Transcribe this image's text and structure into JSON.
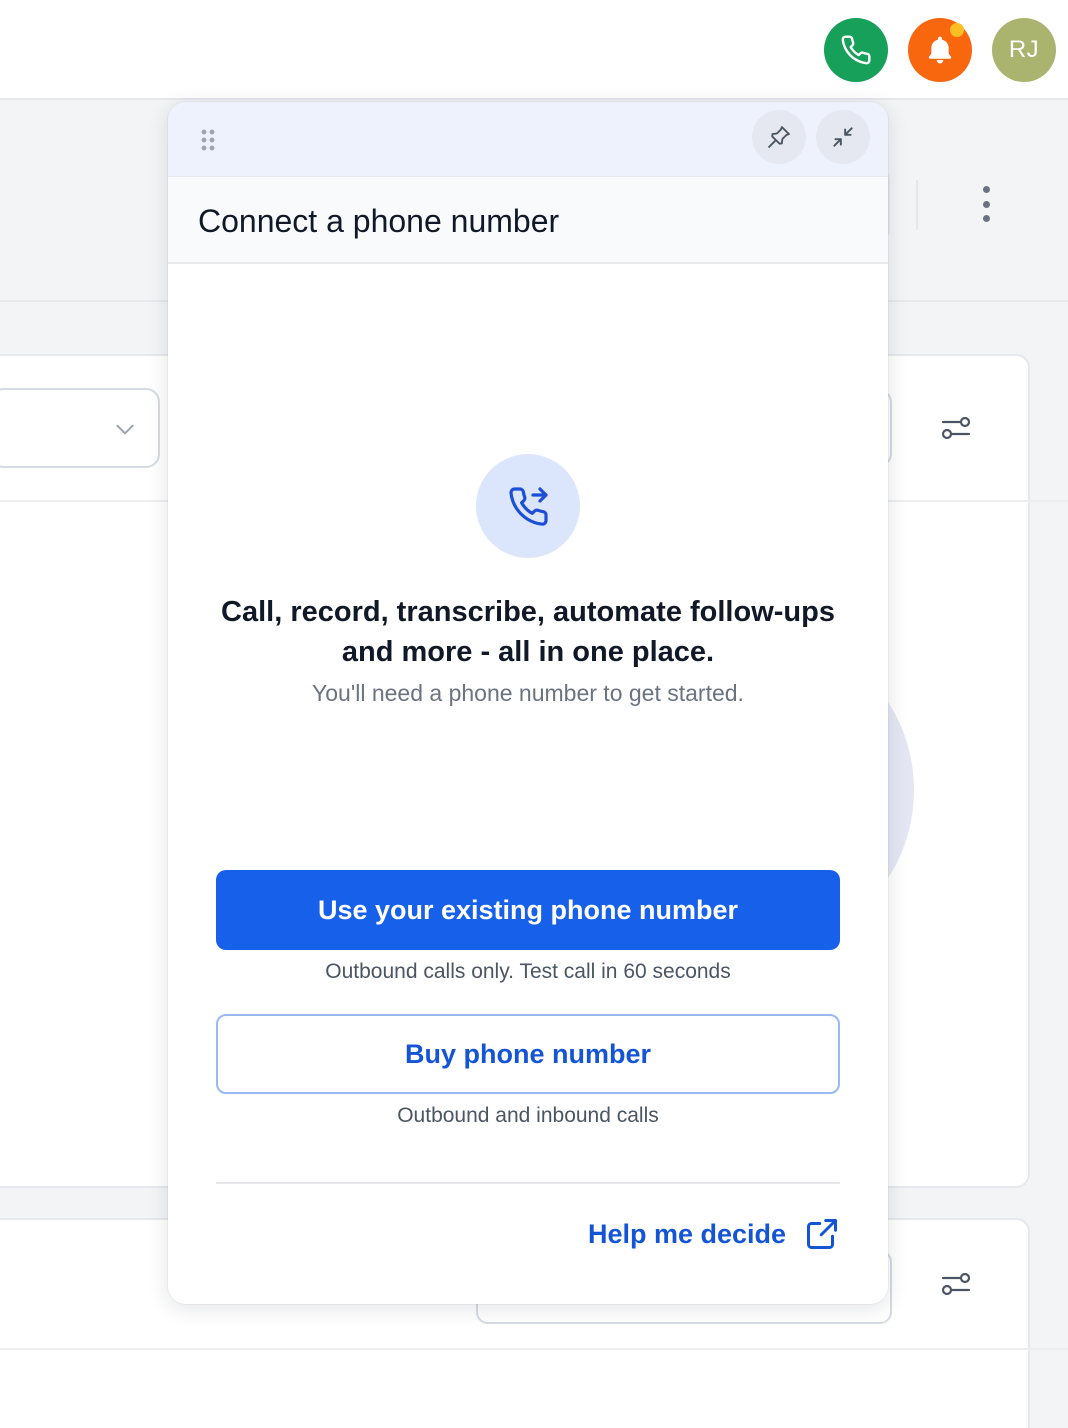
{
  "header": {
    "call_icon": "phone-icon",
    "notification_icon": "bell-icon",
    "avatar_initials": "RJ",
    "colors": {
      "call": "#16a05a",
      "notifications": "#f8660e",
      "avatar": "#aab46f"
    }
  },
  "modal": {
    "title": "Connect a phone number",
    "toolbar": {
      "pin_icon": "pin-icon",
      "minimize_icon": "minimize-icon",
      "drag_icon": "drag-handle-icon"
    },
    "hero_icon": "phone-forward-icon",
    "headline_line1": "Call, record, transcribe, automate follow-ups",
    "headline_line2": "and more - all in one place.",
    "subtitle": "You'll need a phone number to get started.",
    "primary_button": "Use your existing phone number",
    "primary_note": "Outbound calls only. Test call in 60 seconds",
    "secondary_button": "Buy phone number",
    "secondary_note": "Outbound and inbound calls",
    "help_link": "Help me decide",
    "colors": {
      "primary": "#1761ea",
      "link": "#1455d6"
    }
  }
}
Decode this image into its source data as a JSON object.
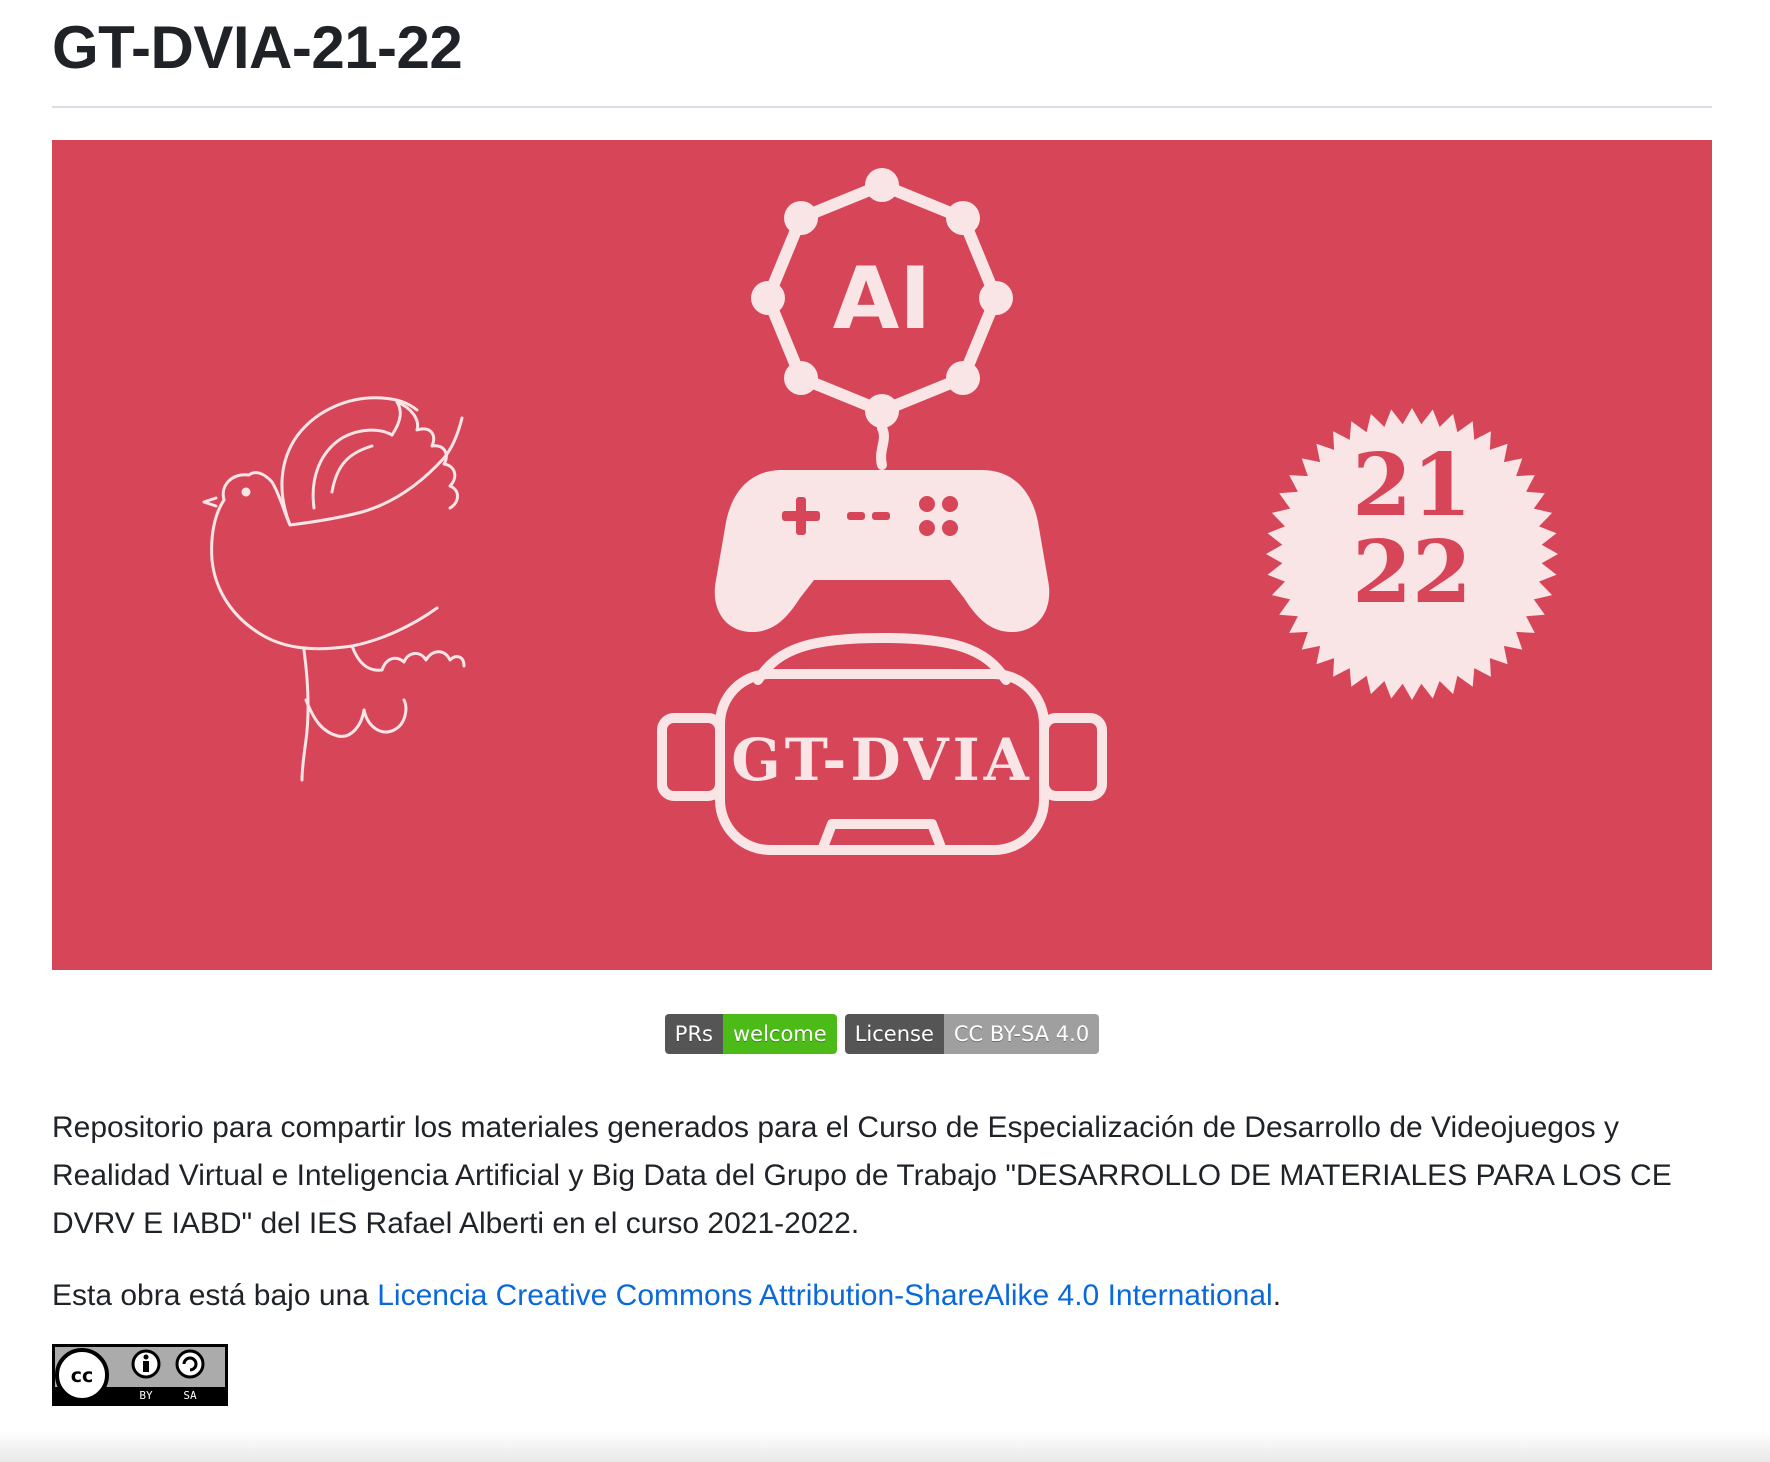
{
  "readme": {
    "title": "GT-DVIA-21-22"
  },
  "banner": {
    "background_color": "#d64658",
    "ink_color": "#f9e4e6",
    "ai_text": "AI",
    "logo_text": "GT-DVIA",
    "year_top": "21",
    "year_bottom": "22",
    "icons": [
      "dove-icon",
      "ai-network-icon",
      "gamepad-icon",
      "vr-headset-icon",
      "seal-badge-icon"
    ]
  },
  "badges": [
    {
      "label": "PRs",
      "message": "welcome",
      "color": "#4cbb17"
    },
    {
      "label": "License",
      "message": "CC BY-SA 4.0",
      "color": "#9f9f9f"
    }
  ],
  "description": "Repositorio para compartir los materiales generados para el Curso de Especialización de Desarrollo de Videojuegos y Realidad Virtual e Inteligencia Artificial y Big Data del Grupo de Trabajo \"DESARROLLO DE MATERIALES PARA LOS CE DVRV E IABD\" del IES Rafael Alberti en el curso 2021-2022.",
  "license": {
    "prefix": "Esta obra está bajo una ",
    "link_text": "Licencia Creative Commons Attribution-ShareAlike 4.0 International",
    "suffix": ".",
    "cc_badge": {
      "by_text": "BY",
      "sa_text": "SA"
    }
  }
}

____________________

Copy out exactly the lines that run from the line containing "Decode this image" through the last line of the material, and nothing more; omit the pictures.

Decode this image into its source data as a JSON object.
{
  "readme": {
    "title": "GT-DVIA-21-22"
  },
  "banner": {
    "background_color": "#d64658",
    "ink_color": "#f9e4e6",
    "ai_text": "AI",
    "logo_text": "GT-DVIA",
    "year_top": "21",
    "year_bottom": "22",
    "icons": [
      "dove-icon",
      "ai-network-icon",
      "gamepad-icon",
      "vr-headset-icon",
      "seal-badge-icon"
    ]
  },
  "badges": [
    {
      "label": "PRs",
      "message": "welcome",
      "color": "#4cbb17"
    },
    {
      "label": "License",
      "message": "CC BY-SA 4.0",
      "color": "#9f9f9f"
    }
  ],
  "description": "Repositorio para compartir los materiales generados para el Curso de Especialización de Desarrollo de Videojuegos y Realidad Virtual e Inteligencia Artificial y Big Data del Grupo de Trabajo \"DESARROLLO DE MATERIALES PARA LOS CE DVRV E IABD\" del IES Rafael Alberti en el curso 2021-2022.",
  "license": {
    "prefix": "Esta obra está bajo una ",
    "link_text": "Licencia Creative Commons Attribution-ShareAlike 4.0 International",
    "suffix": ".",
    "cc_badge": {
      "by_text": "BY",
      "sa_text": "SA"
    }
  }
}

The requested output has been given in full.